■ WORK TO COMPLETE ■
Pull each line containing "name" out of the data and copy it.

Segment Open

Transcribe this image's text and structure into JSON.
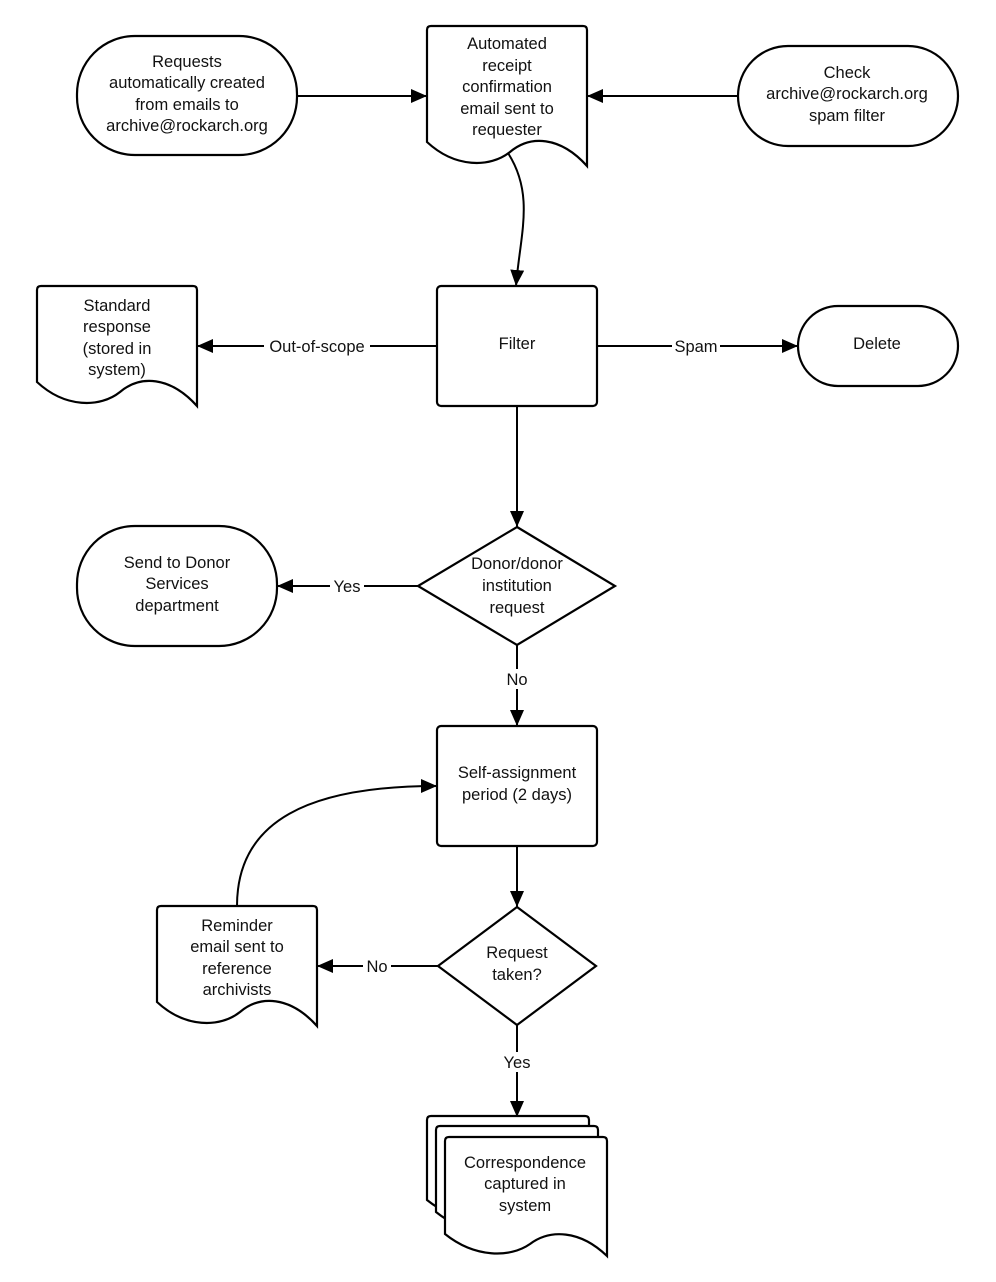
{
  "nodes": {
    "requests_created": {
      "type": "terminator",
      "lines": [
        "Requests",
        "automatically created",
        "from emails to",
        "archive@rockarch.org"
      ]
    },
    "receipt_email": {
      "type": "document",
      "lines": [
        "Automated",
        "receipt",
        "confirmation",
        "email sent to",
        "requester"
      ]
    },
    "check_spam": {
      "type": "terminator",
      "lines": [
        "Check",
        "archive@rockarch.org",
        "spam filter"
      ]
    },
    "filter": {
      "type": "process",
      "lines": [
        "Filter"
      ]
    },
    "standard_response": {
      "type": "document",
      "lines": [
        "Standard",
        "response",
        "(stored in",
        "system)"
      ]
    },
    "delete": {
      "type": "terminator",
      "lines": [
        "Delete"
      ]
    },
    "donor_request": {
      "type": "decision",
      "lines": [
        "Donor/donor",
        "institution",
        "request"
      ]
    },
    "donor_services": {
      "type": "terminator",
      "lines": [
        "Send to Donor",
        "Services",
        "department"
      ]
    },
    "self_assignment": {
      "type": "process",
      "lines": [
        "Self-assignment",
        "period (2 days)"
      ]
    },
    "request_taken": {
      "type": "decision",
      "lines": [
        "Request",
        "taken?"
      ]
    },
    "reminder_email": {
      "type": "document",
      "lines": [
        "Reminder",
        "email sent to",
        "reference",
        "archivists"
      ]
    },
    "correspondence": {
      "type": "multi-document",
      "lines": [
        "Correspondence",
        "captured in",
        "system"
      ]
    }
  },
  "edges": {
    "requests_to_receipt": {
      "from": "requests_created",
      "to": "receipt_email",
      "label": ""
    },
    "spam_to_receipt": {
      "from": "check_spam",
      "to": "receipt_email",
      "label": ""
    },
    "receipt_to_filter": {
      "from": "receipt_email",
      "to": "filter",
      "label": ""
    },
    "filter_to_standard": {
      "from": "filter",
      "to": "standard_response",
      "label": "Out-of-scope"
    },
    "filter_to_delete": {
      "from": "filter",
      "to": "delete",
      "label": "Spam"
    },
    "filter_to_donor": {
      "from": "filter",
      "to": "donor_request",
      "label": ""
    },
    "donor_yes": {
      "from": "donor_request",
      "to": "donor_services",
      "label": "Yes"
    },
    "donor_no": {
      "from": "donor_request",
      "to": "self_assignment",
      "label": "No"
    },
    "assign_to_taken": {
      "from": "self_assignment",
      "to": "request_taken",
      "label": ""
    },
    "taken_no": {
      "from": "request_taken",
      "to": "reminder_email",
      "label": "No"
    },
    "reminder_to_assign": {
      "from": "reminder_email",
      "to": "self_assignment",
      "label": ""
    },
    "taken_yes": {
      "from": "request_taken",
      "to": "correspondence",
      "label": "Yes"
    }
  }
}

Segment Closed
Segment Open

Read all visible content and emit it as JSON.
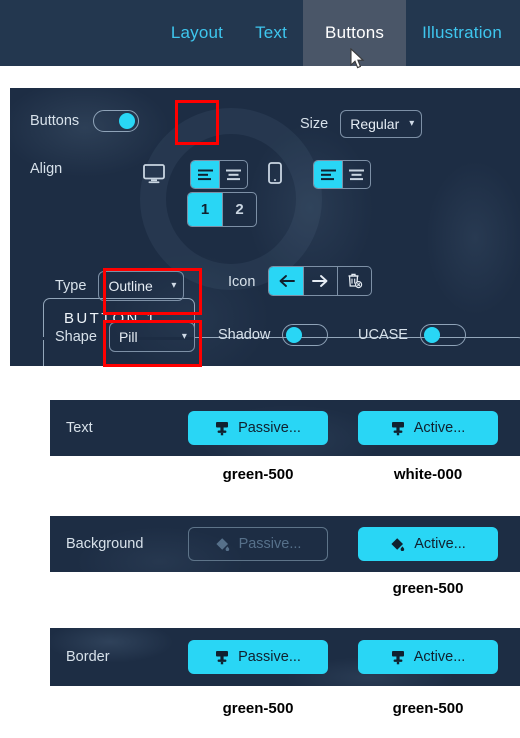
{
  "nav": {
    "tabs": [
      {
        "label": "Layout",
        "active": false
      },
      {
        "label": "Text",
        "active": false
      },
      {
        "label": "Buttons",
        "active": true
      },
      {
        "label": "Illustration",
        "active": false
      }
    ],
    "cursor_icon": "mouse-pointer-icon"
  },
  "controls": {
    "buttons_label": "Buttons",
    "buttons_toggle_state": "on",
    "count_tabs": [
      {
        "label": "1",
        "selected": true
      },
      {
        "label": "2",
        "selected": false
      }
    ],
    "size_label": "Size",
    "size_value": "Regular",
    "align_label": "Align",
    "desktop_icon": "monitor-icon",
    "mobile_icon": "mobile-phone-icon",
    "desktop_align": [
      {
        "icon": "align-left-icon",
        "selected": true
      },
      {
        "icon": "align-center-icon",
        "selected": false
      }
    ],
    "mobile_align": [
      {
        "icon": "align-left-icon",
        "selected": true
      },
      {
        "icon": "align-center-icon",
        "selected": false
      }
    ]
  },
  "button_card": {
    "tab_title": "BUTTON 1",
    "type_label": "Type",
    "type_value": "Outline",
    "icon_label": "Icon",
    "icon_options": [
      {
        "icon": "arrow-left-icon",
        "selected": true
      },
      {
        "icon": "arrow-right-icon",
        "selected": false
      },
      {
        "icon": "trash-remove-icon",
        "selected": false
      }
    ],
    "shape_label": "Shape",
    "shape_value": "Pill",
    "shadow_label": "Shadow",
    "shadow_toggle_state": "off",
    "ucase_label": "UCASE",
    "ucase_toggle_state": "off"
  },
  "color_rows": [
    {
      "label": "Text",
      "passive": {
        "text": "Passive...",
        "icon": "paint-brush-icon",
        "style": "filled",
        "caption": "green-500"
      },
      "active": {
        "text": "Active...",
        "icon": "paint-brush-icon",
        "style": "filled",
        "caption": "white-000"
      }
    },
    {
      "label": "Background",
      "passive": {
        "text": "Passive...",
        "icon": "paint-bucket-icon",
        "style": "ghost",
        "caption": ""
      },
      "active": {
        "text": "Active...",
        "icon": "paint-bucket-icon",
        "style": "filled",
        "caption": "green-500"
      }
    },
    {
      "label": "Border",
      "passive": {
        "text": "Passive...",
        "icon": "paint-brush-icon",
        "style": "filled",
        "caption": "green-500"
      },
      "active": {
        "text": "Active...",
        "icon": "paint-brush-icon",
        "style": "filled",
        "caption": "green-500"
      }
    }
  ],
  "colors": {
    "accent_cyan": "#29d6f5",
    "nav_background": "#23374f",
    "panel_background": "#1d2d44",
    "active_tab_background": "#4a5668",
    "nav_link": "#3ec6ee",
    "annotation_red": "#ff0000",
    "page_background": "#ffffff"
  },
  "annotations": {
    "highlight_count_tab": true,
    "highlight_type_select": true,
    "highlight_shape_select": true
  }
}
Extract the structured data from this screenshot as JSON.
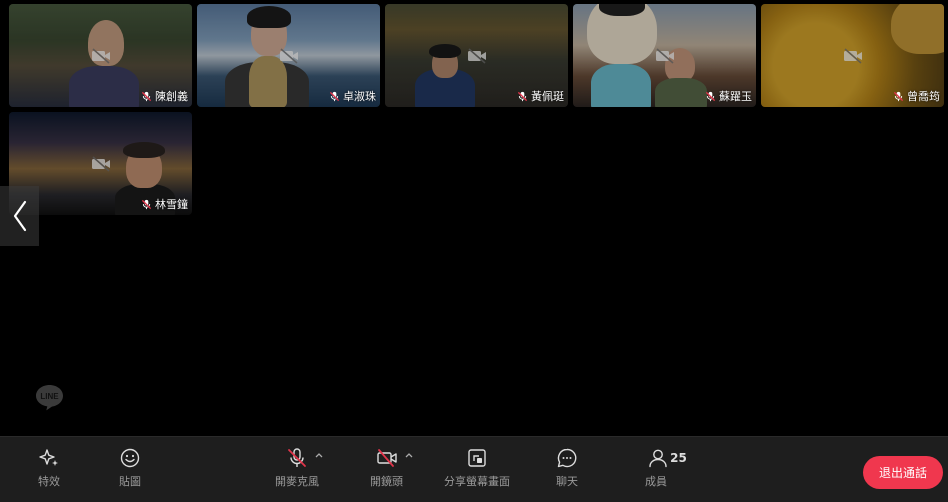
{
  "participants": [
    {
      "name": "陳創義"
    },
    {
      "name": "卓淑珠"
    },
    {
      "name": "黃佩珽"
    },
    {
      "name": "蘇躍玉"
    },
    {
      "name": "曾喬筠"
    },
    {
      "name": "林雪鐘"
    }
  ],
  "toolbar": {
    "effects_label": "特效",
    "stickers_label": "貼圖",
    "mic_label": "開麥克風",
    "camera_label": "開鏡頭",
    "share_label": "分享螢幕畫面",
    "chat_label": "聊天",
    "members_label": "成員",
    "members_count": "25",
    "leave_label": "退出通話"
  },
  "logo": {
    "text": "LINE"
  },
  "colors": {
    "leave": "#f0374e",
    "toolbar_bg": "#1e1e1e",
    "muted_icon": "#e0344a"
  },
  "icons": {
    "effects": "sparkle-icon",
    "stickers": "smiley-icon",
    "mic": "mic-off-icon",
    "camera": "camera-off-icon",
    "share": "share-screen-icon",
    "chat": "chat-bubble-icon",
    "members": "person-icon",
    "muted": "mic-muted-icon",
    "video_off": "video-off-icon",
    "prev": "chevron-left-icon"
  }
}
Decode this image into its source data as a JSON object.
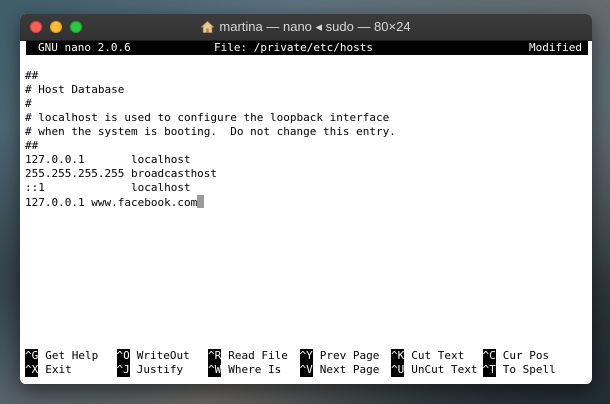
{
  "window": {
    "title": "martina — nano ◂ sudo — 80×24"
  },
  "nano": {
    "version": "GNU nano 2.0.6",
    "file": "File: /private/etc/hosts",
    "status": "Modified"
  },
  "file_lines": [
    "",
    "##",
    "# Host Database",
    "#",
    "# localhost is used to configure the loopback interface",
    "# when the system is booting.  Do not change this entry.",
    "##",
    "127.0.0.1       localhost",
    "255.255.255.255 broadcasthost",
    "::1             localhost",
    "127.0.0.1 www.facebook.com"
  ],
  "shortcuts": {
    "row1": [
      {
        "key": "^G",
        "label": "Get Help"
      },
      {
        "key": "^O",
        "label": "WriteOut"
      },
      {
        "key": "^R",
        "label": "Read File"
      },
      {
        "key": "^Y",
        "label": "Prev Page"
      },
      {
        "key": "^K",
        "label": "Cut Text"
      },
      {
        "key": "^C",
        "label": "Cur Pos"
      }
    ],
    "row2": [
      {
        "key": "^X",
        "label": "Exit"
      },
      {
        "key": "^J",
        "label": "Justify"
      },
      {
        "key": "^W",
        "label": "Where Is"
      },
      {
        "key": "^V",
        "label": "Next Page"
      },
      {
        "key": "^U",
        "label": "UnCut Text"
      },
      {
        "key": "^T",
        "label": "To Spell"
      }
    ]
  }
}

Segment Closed

■ EXERCISE RESPONSE ■
      "name": "陳創義"
      "name": "卓淑珠"
      "name": "黃佩珽"
      "name": "蘇躍玉"
      "name": "曾喬筠"
      "name": "林雪鐘"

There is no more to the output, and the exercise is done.